● **Exercise objective**:
Where the word "Debug" occurs in a line of the listing below, copy that line.
Exercise materials Block Start
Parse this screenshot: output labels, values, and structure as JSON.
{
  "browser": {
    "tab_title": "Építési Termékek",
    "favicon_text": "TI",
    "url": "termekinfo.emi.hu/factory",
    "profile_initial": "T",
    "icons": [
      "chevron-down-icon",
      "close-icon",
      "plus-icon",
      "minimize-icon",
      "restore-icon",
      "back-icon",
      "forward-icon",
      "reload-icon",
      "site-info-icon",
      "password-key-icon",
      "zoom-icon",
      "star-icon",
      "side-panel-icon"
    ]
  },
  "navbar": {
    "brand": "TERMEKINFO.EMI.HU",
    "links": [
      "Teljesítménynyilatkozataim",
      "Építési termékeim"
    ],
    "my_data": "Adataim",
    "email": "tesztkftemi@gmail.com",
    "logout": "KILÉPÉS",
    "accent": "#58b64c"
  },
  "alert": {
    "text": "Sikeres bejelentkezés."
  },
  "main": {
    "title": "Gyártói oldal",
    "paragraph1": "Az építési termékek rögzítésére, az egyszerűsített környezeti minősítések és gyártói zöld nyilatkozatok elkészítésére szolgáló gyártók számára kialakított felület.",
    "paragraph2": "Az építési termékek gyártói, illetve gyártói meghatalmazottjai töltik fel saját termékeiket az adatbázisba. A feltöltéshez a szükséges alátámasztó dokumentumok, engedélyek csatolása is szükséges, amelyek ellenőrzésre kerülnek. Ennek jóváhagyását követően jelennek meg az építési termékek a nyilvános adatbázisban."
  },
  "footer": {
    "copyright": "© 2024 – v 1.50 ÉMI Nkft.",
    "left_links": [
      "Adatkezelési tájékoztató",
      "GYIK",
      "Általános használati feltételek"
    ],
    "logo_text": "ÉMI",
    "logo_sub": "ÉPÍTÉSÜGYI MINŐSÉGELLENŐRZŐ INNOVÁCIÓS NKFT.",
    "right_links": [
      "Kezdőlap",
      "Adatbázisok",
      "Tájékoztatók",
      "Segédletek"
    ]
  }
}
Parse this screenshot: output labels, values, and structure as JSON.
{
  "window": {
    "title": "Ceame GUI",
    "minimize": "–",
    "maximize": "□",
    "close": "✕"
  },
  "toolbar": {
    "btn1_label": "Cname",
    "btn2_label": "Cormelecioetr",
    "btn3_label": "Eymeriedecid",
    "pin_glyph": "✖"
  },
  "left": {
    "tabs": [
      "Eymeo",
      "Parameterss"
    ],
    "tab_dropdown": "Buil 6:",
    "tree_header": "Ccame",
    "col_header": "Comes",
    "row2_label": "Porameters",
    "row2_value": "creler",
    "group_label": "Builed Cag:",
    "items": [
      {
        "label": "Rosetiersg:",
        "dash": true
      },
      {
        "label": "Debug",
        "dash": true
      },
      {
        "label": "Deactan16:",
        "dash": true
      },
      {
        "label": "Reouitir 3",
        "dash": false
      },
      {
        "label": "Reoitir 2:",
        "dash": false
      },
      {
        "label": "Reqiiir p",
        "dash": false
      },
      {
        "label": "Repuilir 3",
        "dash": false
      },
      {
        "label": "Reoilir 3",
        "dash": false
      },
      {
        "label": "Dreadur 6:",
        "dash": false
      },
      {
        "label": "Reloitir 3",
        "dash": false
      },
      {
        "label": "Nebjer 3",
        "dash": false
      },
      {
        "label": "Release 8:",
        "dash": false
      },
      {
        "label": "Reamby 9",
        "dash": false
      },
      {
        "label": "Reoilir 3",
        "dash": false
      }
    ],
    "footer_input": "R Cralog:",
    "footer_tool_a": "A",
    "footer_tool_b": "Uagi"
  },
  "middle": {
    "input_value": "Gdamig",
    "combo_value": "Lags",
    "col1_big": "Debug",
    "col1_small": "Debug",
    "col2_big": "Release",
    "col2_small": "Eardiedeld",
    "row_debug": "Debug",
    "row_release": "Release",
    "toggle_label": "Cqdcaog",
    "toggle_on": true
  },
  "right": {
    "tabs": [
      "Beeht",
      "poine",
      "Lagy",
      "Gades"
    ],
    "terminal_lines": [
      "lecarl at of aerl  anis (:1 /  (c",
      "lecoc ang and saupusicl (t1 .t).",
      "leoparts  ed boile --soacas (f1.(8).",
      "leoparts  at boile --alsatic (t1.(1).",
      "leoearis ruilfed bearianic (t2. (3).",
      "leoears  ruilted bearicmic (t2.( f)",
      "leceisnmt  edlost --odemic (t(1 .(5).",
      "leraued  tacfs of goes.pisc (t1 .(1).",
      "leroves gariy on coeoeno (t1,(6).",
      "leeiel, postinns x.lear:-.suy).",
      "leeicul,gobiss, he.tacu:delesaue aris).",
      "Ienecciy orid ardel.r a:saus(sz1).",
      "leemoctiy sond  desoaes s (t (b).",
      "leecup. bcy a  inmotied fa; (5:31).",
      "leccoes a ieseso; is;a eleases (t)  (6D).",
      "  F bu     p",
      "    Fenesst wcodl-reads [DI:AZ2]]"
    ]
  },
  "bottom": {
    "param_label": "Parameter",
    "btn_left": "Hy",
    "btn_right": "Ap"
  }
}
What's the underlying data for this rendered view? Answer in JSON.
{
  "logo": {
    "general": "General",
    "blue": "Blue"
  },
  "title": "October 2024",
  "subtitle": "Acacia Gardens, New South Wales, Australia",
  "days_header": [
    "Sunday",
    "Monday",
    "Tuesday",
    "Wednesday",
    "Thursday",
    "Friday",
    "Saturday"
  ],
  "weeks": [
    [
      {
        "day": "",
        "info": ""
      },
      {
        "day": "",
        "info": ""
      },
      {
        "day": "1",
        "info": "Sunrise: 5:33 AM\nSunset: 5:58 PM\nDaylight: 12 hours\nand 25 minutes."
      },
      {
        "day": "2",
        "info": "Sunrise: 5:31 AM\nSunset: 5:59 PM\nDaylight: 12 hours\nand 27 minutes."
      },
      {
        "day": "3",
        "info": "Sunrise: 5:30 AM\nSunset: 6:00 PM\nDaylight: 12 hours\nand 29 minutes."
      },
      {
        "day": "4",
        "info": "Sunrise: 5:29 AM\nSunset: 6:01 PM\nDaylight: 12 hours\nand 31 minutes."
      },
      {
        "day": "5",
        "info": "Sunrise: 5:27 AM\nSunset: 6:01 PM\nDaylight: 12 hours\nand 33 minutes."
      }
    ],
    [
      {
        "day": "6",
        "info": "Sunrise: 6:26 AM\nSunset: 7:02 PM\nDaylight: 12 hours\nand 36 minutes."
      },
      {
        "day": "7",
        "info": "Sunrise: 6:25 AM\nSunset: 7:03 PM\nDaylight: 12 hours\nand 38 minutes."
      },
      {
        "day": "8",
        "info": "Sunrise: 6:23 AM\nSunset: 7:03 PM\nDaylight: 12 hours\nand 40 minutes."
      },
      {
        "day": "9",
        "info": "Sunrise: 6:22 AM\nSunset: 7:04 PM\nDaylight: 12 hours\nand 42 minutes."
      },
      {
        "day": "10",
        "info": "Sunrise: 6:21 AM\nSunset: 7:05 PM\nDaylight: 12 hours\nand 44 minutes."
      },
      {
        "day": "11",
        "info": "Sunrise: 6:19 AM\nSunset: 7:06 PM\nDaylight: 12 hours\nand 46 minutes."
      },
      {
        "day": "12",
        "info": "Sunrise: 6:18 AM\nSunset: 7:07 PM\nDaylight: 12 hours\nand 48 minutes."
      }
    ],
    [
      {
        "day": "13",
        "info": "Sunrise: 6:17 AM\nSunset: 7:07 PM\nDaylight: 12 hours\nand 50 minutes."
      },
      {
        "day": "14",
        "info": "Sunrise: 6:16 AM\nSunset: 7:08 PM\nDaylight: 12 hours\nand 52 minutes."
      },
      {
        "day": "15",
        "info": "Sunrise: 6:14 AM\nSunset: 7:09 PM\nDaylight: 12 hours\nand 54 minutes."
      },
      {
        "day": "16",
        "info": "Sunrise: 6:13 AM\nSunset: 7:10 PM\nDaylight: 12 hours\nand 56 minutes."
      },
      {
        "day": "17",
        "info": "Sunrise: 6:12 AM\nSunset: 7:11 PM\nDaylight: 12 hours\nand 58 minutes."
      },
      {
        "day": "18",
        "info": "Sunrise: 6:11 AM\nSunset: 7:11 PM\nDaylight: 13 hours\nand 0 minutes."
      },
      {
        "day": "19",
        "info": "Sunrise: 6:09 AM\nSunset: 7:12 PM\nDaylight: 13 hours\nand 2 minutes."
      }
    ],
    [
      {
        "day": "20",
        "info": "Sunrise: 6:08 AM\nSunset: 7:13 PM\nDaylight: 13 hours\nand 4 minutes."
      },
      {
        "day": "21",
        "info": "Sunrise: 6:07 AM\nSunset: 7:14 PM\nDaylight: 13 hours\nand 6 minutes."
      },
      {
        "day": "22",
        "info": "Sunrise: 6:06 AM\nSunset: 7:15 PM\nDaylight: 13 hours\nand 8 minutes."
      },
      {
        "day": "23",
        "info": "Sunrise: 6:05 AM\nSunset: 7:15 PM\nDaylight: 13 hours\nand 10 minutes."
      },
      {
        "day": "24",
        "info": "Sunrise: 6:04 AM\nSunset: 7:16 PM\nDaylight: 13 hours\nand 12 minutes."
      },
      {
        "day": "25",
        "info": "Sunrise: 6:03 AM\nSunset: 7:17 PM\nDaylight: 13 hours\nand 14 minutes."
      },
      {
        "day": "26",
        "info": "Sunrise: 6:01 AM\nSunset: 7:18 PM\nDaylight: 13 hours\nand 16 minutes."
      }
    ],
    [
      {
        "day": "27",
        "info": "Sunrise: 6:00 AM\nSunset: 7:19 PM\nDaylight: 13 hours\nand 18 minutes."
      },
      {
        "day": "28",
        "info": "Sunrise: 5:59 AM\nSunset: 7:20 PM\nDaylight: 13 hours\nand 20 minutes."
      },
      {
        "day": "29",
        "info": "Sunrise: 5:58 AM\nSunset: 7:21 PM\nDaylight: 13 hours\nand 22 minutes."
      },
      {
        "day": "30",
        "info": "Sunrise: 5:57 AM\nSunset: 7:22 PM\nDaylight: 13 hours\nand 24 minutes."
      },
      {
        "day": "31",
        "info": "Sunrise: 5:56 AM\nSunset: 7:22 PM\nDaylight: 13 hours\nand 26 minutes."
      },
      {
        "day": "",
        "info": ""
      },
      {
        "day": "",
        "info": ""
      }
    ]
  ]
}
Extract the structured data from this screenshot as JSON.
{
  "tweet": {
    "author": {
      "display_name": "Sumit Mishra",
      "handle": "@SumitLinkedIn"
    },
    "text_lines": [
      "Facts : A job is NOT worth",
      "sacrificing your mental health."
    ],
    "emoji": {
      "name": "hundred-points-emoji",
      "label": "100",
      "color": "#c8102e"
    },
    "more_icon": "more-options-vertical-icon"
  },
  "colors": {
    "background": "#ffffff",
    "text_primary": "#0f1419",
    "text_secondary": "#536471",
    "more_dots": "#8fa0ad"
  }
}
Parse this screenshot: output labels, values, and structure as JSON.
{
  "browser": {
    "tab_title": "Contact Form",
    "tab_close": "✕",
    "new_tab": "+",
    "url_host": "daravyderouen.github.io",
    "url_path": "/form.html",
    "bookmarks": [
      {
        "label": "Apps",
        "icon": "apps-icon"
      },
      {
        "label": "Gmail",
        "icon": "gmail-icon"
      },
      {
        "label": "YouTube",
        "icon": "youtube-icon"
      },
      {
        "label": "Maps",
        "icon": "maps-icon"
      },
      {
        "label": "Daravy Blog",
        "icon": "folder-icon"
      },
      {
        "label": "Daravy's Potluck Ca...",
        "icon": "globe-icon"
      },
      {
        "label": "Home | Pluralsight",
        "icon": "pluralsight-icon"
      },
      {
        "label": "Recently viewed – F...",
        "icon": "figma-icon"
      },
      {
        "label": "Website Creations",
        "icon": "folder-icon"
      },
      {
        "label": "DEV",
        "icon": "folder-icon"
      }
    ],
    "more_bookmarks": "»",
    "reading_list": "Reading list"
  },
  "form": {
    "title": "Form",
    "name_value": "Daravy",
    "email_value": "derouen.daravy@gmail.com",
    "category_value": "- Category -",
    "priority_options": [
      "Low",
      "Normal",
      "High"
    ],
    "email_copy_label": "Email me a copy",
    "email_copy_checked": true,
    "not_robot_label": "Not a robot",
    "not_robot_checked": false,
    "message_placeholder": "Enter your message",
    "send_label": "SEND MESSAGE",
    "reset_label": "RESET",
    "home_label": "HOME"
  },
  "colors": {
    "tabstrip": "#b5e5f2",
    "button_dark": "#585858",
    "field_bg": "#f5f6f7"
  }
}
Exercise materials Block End
● **Response to this task**:
        "label": "Debug",
    "col1_big": "Debug",
    "col1_small": "Debug",
    "row_debug": "Debug",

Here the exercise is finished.